» Assignment:
Go through the material and copy each line in which the word "Онуфриевское" shows up.

Start of Block

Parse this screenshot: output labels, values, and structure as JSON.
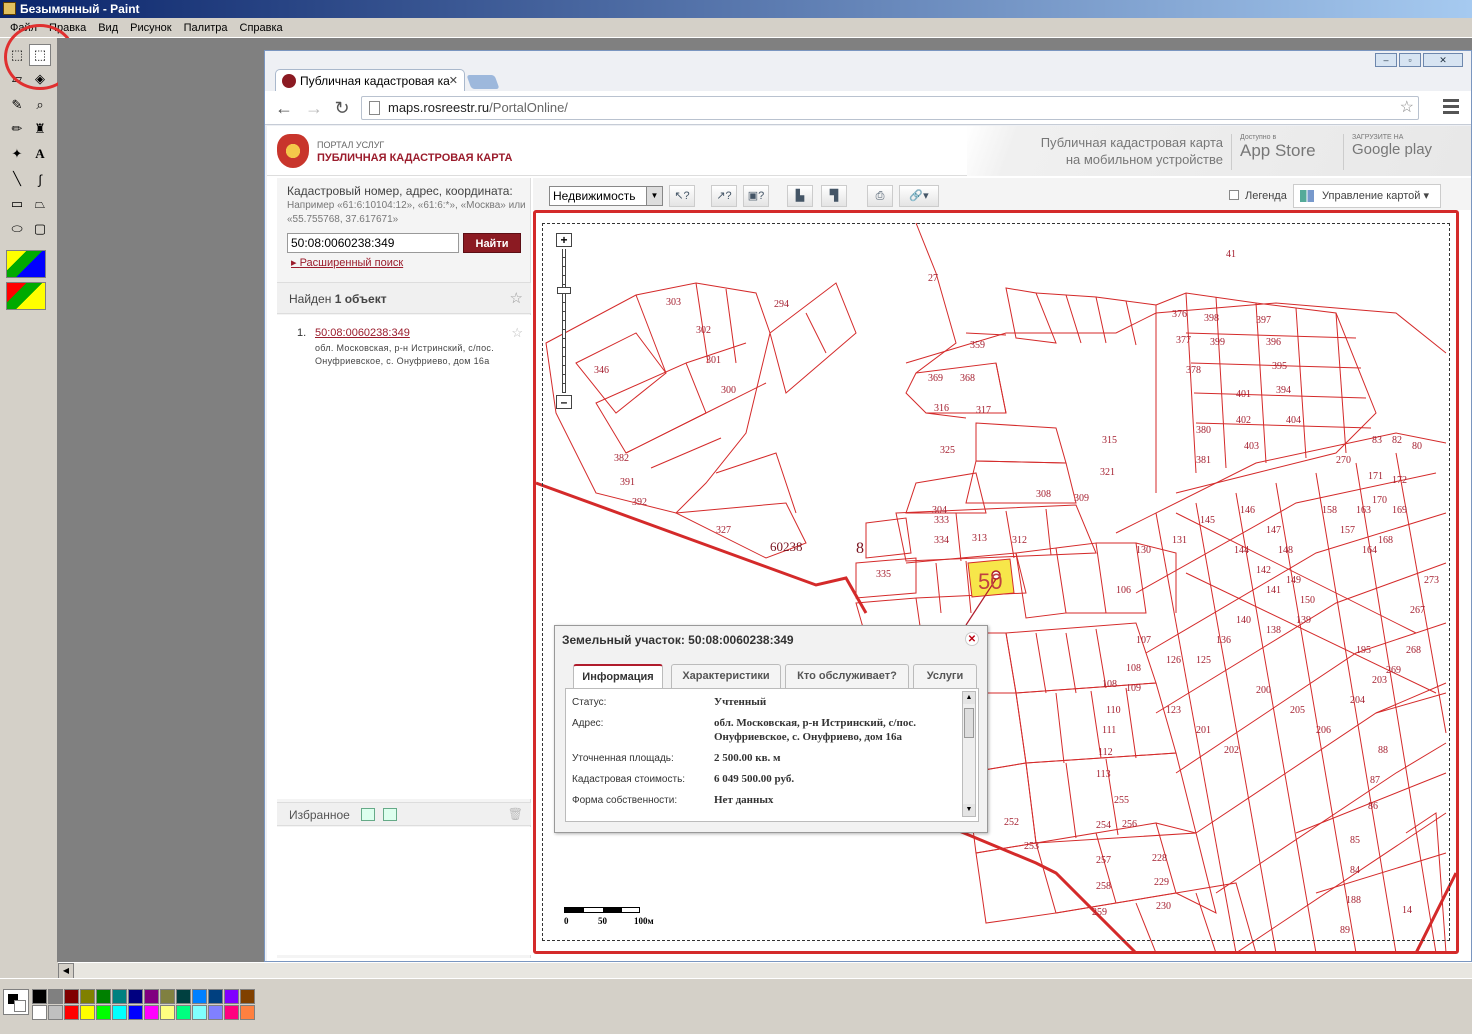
{
  "paint": {
    "title": "Безымянный - Paint",
    "menu": [
      "Файл",
      "Правка",
      "Вид",
      "Рисунок",
      "Палитра",
      "Справка"
    ],
    "palette_colors": [
      "#000000",
      "#808080",
      "#800000",
      "#808000",
      "#008000",
      "#008080",
      "#000080",
      "#800080",
      "#808040",
      "#004040",
      "#0080ff",
      "#004080",
      "#8000ff",
      "#804000",
      "#ffffff",
      "#c0c0c0",
      "#ff0000",
      "#ffff00",
      "#00ff00",
      "#00ffff",
      "#0000ff",
      "#ff00ff",
      "#ffff80",
      "#00ff80",
      "#80ffff",
      "#8080ff",
      "#ff0080",
      "#ff8040"
    ]
  },
  "browser": {
    "tab_title": "Публичная кадастровая ка",
    "url_host": "maps.rosreestr.ru",
    "url_path": "/PortalOnline/"
  },
  "header": {
    "portal_small": "ПОРТАЛ УСЛУГ",
    "portal_big": "ПУБЛИЧНАЯ КАДАСТРОВАЯ КАРТА",
    "mobile_line1": "Публичная кадастровая карта",
    "mobile_line2": "на мобильном устройстве",
    "appstore_small": "Доступно в",
    "appstore_big": "App Store",
    "gplay_small": "ЗАГРУЗИТЕ НА",
    "gplay_big": "Google play"
  },
  "search": {
    "label": "Кадастровый номер, адрес, координата:",
    "hint": "Например «61:6:10104:12», «61:6:*», «Москва» или «55.755768, 37.617671»",
    "value": "50:08:0060238:349",
    "button": "Найти",
    "advanced": "Расширенный поиск"
  },
  "results": {
    "found_prefix": "Найден ",
    "found_count": "1 объект",
    "items": [
      {
        "num": "1.",
        "link": "50:08:0060238:349",
        "address": "обл. Московская, р-н Истринский, с/пос. Онуфриевское, с. Онуфриево, дом 16а"
      }
    ]
  },
  "favorites": {
    "label": "Избранное"
  },
  "map_toolbar": {
    "layer": "Недвижимость",
    "legend": "Легенда",
    "manage": "Управление картой"
  },
  "map": {
    "block_label": "60238",
    "block_label2": "8",
    "selected_parcel": "50",
    "labels_top": [
      {
        "t": "27"
      },
      {
        "t": "41"
      }
    ],
    "scale": {
      "a": "0",
      "b": "50",
      "c": "100м"
    }
  },
  "popup": {
    "title": "Земельный участок: 50:08:0060238:349",
    "tabs": [
      "Информация",
      "Характеристики",
      "Кто обслуживает?",
      "Услуги"
    ],
    "rows": [
      {
        "label": "Статус:",
        "value": "Учтенный"
      },
      {
        "label": "Адрес:",
        "value": "обл. Московская, р-н Истринский, с/пос. Онуфриевское, с. Онуфриево, дом 16а"
      },
      {
        "label": "Уточненная площадь:",
        "value": "2 500.00 кв. м"
      },
      {
        "label": "Кадастровая стоимость:",
        "value": "6 049 500.00 руб."
      },
      {
        "label": "Форма собственности:",
        "value": "Нет данных"
      }
    ]
  },
  "colors": {
    "accent": "#9b1c2c",
    "parcel_line": "#d42a2a",
    "selected_fill": "#f7e64a"
  }
}
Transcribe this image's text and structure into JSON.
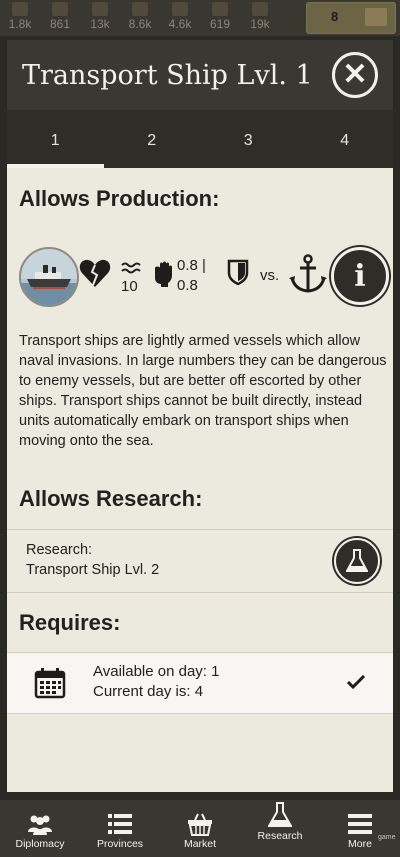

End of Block

» Written answer:
        "address": "обл. Московская, р-н Истринский, с/пос. Онуфриевское, с. Онуфриево, дом 16а"
        "value": "обл. Московская, р-н Истринский, с/пос. Онуфриевское, с. Онуфриево, дом 16а"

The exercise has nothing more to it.